The genes in the human β-globin cluster are co-regulated by a single control region or master cis-regulatory site. Surprisingly, few other master regulators have been identified, although they are suspected to be important in disease. In the past, variants in master regulatory sites have been used to identify defects in the expression of single genes. Tong et al. have expanded the reach of such studies to identify and investigate the effect of variants on the co-regulation of multiple genes. Further analysis of the three-dimensional structure of the genome showed that chromatin looping brings the master regulators adjacent to the genes that they appear to affect. The looping pattern seems to be broadly conserved among mammals.

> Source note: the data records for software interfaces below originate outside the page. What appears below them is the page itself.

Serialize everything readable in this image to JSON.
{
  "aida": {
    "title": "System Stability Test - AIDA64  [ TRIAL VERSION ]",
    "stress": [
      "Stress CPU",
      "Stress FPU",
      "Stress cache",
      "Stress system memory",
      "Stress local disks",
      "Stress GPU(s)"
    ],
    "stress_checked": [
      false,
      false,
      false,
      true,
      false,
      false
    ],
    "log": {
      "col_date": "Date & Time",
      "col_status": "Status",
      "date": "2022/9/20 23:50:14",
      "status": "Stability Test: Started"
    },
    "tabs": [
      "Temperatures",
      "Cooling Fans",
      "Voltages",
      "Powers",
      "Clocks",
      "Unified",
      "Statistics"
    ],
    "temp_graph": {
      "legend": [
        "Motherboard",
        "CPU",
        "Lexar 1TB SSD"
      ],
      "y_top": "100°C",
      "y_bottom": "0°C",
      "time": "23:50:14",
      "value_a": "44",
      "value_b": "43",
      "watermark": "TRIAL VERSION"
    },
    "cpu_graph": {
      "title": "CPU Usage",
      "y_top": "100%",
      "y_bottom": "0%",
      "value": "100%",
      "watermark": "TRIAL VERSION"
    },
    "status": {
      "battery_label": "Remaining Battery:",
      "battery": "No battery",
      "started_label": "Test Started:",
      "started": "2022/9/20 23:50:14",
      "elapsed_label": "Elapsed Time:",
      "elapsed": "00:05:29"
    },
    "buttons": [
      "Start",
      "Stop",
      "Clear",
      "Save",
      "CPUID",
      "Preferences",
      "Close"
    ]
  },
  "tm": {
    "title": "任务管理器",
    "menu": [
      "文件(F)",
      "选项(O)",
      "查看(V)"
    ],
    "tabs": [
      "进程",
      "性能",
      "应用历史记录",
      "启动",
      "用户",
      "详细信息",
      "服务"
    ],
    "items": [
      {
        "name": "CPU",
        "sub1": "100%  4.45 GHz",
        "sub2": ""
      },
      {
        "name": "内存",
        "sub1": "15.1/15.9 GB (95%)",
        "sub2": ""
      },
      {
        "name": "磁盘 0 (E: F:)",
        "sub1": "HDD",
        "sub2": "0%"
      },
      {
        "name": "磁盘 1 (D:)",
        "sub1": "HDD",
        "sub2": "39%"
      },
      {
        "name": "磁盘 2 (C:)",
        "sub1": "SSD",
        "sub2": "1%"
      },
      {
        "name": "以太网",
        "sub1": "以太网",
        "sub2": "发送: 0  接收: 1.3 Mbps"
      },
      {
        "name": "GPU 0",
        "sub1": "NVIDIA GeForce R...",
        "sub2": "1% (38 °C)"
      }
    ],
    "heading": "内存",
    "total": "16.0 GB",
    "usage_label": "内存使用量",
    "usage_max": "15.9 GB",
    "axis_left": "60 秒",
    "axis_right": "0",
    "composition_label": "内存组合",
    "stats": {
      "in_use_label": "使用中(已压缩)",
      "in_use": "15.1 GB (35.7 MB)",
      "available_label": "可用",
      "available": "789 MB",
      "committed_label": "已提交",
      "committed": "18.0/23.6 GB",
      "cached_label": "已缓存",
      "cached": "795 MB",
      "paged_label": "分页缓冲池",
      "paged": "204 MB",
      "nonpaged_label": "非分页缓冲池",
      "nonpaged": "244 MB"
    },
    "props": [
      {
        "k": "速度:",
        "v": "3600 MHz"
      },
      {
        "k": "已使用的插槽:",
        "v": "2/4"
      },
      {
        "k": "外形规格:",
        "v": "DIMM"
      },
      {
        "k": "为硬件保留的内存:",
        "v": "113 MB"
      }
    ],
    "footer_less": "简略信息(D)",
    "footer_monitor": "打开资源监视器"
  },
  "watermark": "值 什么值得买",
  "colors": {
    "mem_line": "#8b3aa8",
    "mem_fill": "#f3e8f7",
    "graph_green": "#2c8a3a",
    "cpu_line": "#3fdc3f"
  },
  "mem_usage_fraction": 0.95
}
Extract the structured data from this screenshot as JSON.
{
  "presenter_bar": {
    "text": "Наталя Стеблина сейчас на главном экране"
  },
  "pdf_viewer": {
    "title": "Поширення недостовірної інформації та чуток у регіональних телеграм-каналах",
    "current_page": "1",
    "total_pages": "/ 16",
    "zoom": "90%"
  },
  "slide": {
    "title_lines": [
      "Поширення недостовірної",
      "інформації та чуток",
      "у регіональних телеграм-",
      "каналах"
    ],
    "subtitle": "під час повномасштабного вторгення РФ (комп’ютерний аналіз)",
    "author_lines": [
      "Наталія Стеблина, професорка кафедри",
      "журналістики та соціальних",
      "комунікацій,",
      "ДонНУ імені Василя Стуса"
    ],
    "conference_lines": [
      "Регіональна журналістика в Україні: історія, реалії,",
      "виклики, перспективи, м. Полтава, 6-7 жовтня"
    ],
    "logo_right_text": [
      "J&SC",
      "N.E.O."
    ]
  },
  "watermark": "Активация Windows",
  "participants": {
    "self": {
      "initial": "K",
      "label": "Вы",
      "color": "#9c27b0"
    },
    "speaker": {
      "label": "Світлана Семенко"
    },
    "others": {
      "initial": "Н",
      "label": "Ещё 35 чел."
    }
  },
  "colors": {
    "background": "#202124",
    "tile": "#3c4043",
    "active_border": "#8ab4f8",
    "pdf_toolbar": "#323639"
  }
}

Variation in such regulatory hubs has multiple downstream effects on both genes and noncoding regions that may have shaped genome evolution and complex disease associations.
PLOS Genet. 10.1371/journal.pgen.1006673 (2017).